#WCW Sarah J. Smith Tompkins Garnet
Sarah was of African-American, Native-American and European ancestry. At 14, she started as an assistant teacher and rose through the ranks to become the first African-American female principal in New York’s public schools by the age of 32. She held a dual principal role in Grammar School Number Four (also known as Public School Number Eighty-One) and Public School Number Eighty.
Sadly, she had two short marriages and was twice widowed. Both of her children from the first marriage died prematurely. However she remained a strong and capable person. In addition to her job as principal, she owned a successful seamstress shop in Brooklyn and was active in both the Civil Rights and Suffrage movements.
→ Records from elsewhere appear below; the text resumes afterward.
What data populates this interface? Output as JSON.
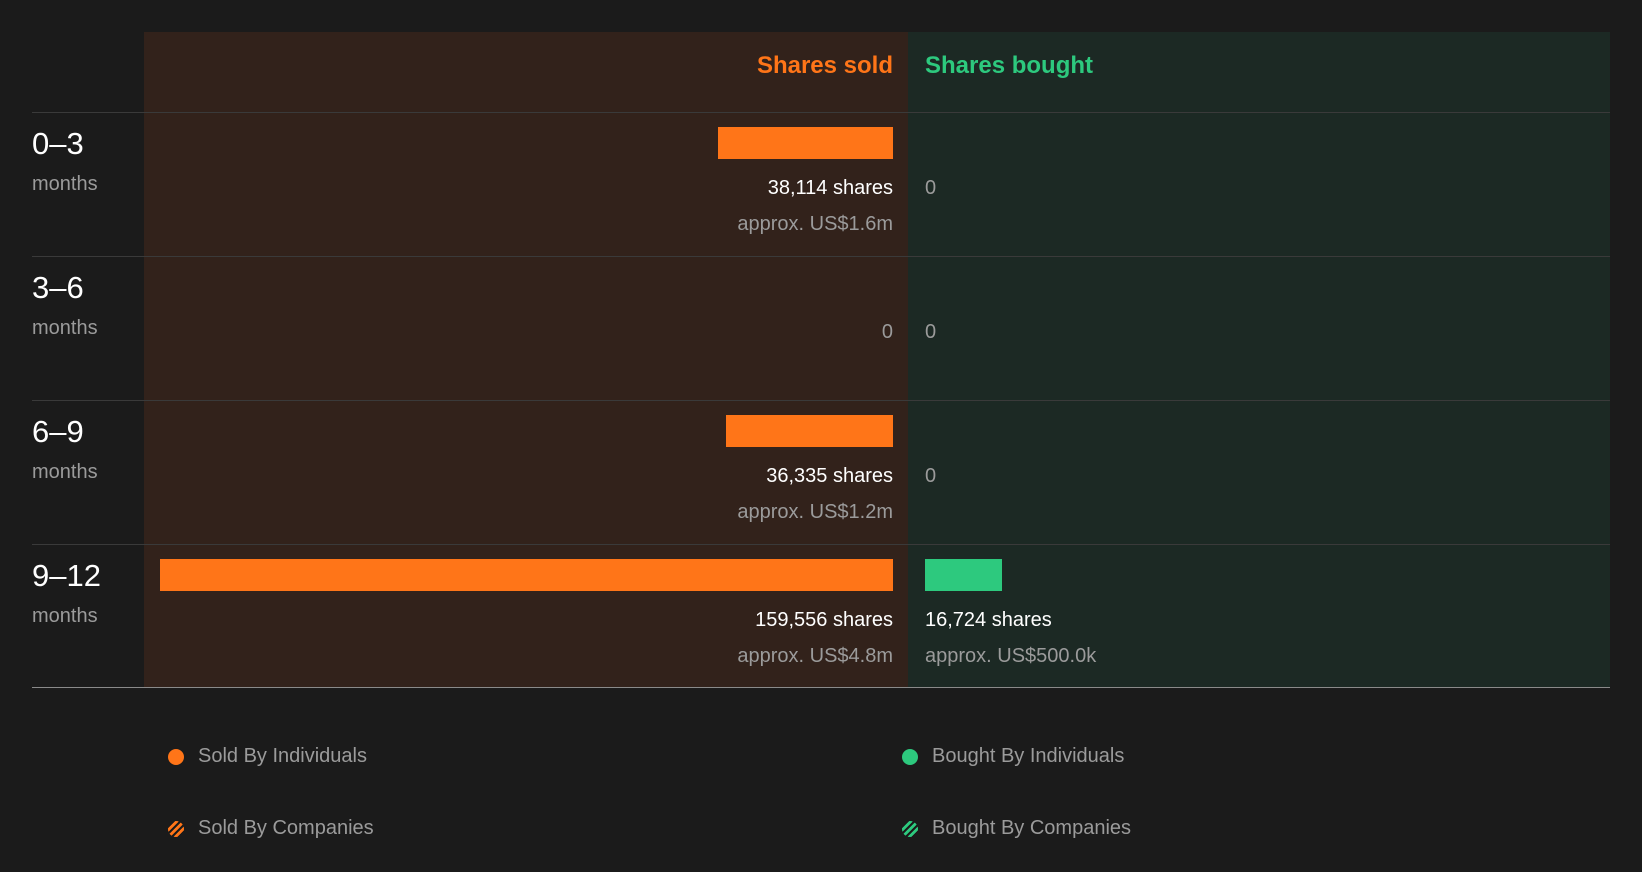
{
  "chart_data": {
    "type": "bar",
    "headers": {
      "sold": "Shares sold",
      "bought": "Shares bought"
    },
    "rows": [
      {
        "range": "0–3",
        "unit": "months",
        "sold_shares": 38114,
        "sold_shares_text": "38,114 shares",
        "sold_approx": "approx. US$1.6m",
        "bought_shares": 0,
        "bought_shares_text": "0",
        "bought_approx": ""
      },
      {
        "range": "3–6",
        "unit": "months",
        "sold_shares": 0,
        "sold_shares_text": "0",
        "sold_approx": "",
        "bought_shares": 0,
        "bought_shares_text": "0",
        "bought_approx": ""
      },
      {
        "range": "6–9",
        "unit": "months",
        "sold_shares": 36335,
        "sold_shares_text": "36,335 shares",
        "sold_approx": "approx. US$1.2m",
        "bought_shares": 0,
        "bought_shares_text": "0",
        "bought_approx": ""
      },
      {
        "range": "9–12",
        "unit": "months",
        "sold_shares": 159556,
        "sold_shares_text": "159,556 shares",
        "sold_approx": "approx. US$4.8m",
        "bought_shares": 16724,
        "bought_shares_text": "16,724 shares",
        "bought_approx": "approx. US$500.0k"
      }
    ],
    "legend": [
      {
        "label": "Sold By Individuals",
        "style": "solid",
        "color": "#ff7518"
      },
      {
        "label": "Bought By Individuals",
        "style": "solid",
        "color": "#2dc97e"
      },
      {
        "label": "Sold By Companies",
        "style": "hatched",
        "color": "#ff7518"
      },
      {
        "label": "Bought By Companies",
        "style": "hatched",
        "color": "#2dc97e"
      }
    ],
    "colors": {
      "sold": "#ff7518",
      "bought": "#2dc97e",
      "sold_bg": "#32221b",
      "bought_bg": "#1c2924"
    }
  }
}
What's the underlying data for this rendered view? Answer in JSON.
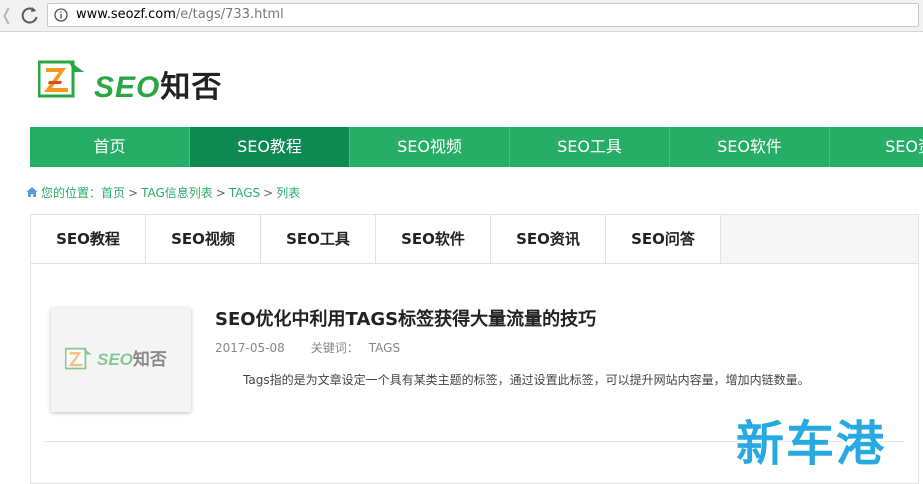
{
  "browser": {
    "url_host": "www.seozf.com",
    "url_path": "/e/tags/733.html"
  },
  "logo": {
    "brand_seo": "SEO",
    "brand_cn": "知否",
    "color_green": "#2aa644"
  },
  "nav": {
    "items": [
      {
        "label": "首页"
      },
      {
        "label": "SEO教程"
      },
      {
        "label": "SEO视频"
      },
      {
        "label": "SEO工具"
      },
      {
        "label": "SEO软件"
      },
      {
        "label": "SEO资"
      }
    ],
    "active_index": 1,
    "bg_color": "#27ae66",
    "active_color": "#0d8a52"
  },
  "breadcrumb": {
    "prefix": "您的位置：",
    "items": [
      "首页",
      "TAG信息列表",
      "TAGS",
      "列表"
    ],
    "separator": ">"
  },
  "tabs": [
    {
      "label": "SEO教程"
    },
    {
      "label": "SEO视频"
    },
    {
      "label": "SEO工具"
    },
    {
      "label": "SEO软件"
    },
    {
      "label": "SEO资讯"
    },
    {
      "label": "SEO问答"
    }
  ],
  "article": {
    "title": "SEO优化中利用TAGS标签获得大量流量的技巧",
    "date": "2017-05-08",
    "keywords_label": "关键词：",
    "keyword": "TAGS",
    "summary": "Tags指的是为文章设定一个具有某类主题的标签，通过设置此标签，可以提升网站内容量，增加内链数量。",
    "thumb_brand_seo": "SEO",
    "thumb_brand_cn": "知否"
  },
  "watermark": {
    "text": "新车港"
  }
}
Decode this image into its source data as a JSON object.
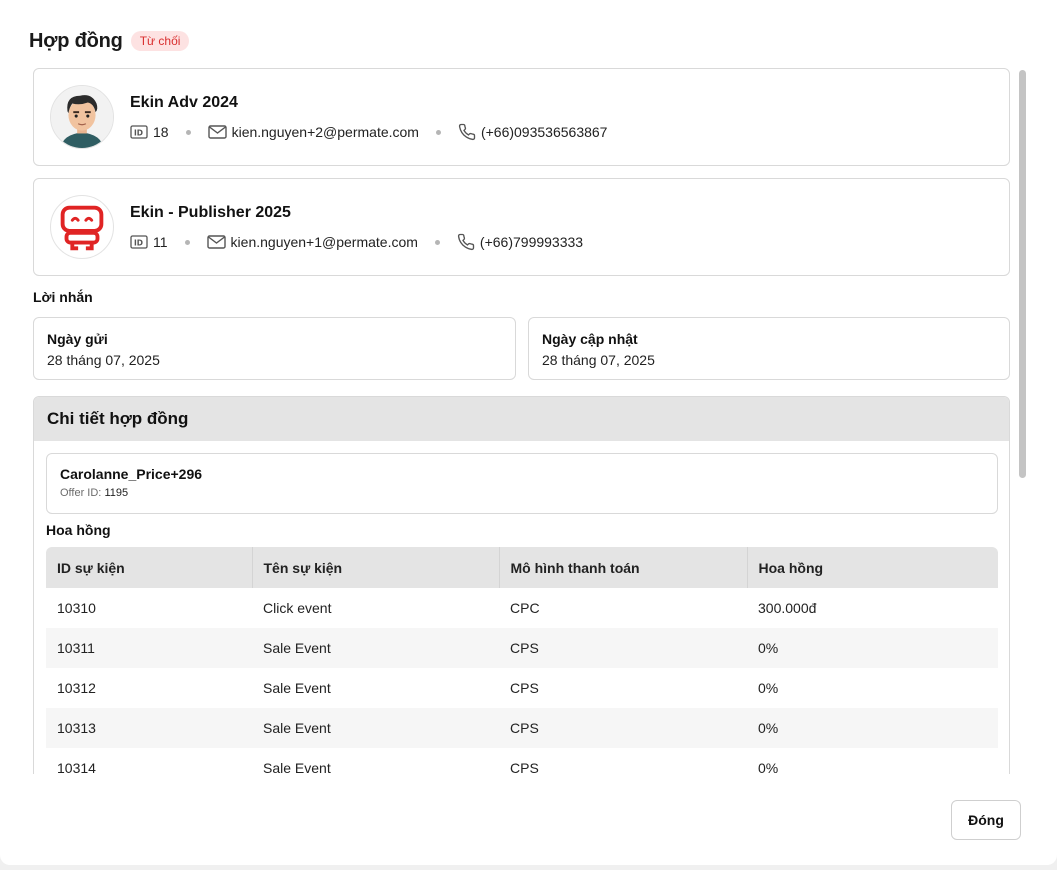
{
  "header": {
    "title": "Hợp đồng",
    "status_badge": "Từ chối"
  },
  "parties": [
    {
      "name": "Ekin Adv 2024",
      "id": "18",
      "email": "kien.nguyen+2@permate.com",
      "phone": "(+66)093536563867",
      "avatar": "man-avatar-icon"
    },
    {
      "name": "Ekin - Publisher 2025",
      "id": "11",
      "email": "kien.nguyen+1@permate.com",
      "phone": "(+66)799993333",
      "avatar": "robot-logo-icon"
    }
  ],
  "message_label": "Lời nhắn",
  "dates": {
    "sent_label": "Ngày gửi",
    "sent_value": "28 tháng 07, 2025",
    "updated_label": "Ngày cập nhật",
    "updated_value": "28 tháng 07, 2025"
  },
  "details": {
    "title": "Chi tiết hợp đồng",
    "offer_name": "Carolanne_Price+296",
    "offer_id_label": "Offer ID:",
    "offer_id": "1195",
    "commission_label": "Hoa hồng",
    "columns": [
      "ID sự kiện",
      "Tên sự kiện",
      "Mô hình thanh toán",
      "Hoa hồng"
    ],
    "rows": [
      [
        "10310",
        "Click event",
        "CPC",
        "300.000đ"
      ],
      [
        "10311",
        "Sale Event",
        "CPS",
        "0%"
      ],
      [
        "10312",
        "Sale Event",
        "CPS",
        "0%"
      ],
      [
        "10313",
        "Sale Event",
        "CPS",
        "0%"
      ],
      [
        "10314",
        "Sale Event",
        "CPS",
        "0%"
      ]
    ]
  },
  "footer": {
    "close_label": "Đóng"
  },
  "colors": {
    "badge_bg": "#fde2e2",
    "badge_text": "#d92d2d",
    "robot_red": "#e02424"
  }
}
She helped found the Equal Suffrage Club in Brooklyn for women of color, and supported the Niagara Movement, which lead to the formation of the National Association for the Advancement of Colored People (N.A.A.C.P.)
Her younger sister, Susan Smith McKinney Steward (1847-1918), was quite accomplished as well. She became the first African-American woman to graduate with a medical degree (MD) in the state of New York.